You have to find a balance because it’s easy to get lost in that stuff and not be productive. But it’s also a super important part of cultivating your community. You have to make sure that you’re connecting with them and hearing them, and giving value to what you d. So I find it’s a mixture, and both sides are fun. I enjoy making art, and I enjoy talking to people. So I usually go back and forth throughout the day. Perfect mix.
What’s the best piece of advice you’ve been given?
Bryan Brinkman: The most crucial advice is to work on your promotion in the space. The benefit of this space is that the galleries take a minor cut of the sales, but they also don’t do the advertising and promotion and marketing. And so that is up to the artists to do. And it’s easy for an artist to put out work and expect people to find it, but you have to do a lot of work in terms of letting people know about it. Otherwise, it gets lost in the chaos, and the noise of Twitter feeds.
Is there something aside from art or NFTs you collect?
Bryan Brinkman: Everyone in this space has some collection addiction. That’s why they joined the space. Things I collect are vinyl records. I have a pretty extensive collection of those. But I also collect screen prints. I love collecting concert posters, and I collect a lot of art, but it’s kind of all over the places. Screenprints are a big part of it. I used to collect trading cards and comics and all this other stuff, but I don’t do that as much anymore. They take up too much space. The one thing that’s great about NFTs is that it’s easy to store, and I think screen prints and vinyl records are both pretty small footprints. And when you play them, it’s a communal thing where everyone in the room can experience it together in a fun way. And there’s something special about that.
- Full Name: Bryan Brinkman
- Current hometown: New York City
- Languages you speak: English
- What did you want to be when you were a child: I wanted to make an animated series or be an artist. I think that was always pretty much my goal to be an artist or a musician. All my family were musicians, but I never learned any instruments.
- Education: Bachelor of Fine Arts in Animation from the University of the Arts in Philadelphia

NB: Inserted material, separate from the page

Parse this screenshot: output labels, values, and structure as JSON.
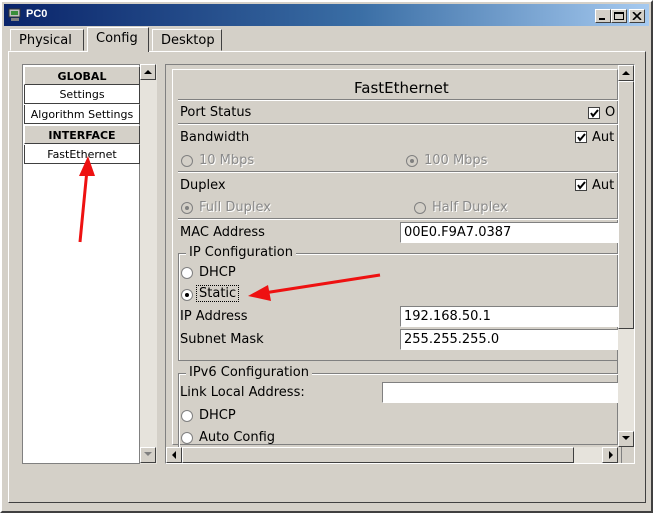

- First Job: I was a corn detasseler, which is when they hire these 14-year-old kids to go through cornfields, and you pull out the tassels so that they can seed each other. And it’s like the only job you can get before you’re 16 in the United States in Nebraska. It’s a manual labour job, and it was weird. They bus you out to a cornfield at 4 in the morning.